BEGIN DATA FOR REVIEW
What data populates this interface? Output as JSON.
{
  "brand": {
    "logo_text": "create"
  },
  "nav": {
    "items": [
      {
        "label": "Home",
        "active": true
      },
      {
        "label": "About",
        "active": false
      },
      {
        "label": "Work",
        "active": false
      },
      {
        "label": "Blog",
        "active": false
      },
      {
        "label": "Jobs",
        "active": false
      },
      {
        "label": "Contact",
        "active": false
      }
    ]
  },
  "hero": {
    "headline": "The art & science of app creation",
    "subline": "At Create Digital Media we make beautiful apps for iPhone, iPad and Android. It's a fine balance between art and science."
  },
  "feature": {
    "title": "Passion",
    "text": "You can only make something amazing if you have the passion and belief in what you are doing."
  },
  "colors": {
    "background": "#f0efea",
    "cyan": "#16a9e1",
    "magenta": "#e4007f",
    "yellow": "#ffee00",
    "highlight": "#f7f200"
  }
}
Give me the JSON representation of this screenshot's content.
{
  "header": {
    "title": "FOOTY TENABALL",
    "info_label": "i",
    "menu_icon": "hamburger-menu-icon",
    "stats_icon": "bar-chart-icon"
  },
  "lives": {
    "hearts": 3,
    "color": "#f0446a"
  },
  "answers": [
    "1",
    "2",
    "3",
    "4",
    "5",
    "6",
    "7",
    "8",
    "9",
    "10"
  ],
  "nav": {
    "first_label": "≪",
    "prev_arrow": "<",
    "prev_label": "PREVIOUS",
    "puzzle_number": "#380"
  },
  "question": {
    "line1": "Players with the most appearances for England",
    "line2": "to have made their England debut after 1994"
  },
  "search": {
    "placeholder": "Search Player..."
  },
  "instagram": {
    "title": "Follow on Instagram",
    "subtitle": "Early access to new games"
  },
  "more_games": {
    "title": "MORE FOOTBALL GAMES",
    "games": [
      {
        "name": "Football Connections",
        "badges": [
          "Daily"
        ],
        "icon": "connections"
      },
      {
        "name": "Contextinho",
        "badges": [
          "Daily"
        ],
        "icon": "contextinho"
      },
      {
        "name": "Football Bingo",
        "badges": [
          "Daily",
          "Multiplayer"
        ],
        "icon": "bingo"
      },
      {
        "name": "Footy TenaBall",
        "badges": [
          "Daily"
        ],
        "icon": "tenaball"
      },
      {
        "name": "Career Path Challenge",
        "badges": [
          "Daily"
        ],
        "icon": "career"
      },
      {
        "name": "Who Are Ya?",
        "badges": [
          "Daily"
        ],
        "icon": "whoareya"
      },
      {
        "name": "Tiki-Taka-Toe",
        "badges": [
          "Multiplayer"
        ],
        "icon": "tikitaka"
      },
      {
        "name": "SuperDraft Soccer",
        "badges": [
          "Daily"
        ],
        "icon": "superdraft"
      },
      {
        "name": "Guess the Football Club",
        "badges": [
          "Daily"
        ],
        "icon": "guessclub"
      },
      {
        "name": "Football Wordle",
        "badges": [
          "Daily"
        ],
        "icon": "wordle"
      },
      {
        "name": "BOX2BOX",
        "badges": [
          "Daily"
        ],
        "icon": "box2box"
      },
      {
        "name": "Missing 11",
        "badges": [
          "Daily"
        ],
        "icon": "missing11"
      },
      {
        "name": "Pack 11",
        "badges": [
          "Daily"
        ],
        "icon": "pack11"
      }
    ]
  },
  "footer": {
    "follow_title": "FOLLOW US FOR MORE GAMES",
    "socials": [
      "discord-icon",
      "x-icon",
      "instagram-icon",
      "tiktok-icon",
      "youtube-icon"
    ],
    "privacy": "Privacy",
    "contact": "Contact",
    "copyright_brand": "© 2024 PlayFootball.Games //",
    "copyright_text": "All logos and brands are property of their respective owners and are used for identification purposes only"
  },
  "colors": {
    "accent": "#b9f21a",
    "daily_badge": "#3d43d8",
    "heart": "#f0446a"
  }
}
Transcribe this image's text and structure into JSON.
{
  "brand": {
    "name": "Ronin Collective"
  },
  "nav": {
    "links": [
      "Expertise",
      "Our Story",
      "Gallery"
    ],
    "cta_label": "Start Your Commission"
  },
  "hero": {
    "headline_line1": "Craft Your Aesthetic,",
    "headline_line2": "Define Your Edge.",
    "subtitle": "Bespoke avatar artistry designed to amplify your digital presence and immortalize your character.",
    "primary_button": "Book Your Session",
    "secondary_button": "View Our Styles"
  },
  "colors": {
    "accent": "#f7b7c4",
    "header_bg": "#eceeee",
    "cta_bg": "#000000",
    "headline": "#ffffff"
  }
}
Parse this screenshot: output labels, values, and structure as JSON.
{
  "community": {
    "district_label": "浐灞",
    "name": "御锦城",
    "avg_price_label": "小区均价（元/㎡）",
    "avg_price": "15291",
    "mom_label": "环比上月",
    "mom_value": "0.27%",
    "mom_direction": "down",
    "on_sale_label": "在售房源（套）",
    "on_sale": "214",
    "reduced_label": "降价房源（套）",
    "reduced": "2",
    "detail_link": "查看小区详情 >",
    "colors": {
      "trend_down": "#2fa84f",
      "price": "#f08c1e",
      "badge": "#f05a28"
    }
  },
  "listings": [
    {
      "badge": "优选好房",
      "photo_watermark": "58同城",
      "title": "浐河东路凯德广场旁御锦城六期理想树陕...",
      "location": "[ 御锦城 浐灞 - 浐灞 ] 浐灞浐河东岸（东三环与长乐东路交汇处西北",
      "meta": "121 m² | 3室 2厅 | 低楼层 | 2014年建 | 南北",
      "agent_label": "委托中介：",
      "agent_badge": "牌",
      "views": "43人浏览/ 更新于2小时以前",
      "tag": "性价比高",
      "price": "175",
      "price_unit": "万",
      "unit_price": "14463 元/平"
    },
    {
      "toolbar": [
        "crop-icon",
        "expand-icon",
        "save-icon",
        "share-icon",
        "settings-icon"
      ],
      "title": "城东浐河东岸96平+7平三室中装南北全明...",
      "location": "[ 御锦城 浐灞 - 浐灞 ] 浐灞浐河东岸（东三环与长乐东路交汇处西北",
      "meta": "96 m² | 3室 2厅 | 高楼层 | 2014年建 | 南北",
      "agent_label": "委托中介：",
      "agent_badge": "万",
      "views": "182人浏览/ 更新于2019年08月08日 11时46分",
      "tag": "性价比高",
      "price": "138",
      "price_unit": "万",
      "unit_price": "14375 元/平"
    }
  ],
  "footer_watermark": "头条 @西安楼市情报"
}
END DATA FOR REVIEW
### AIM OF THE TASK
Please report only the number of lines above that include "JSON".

### PROBLEM SOLUTION
4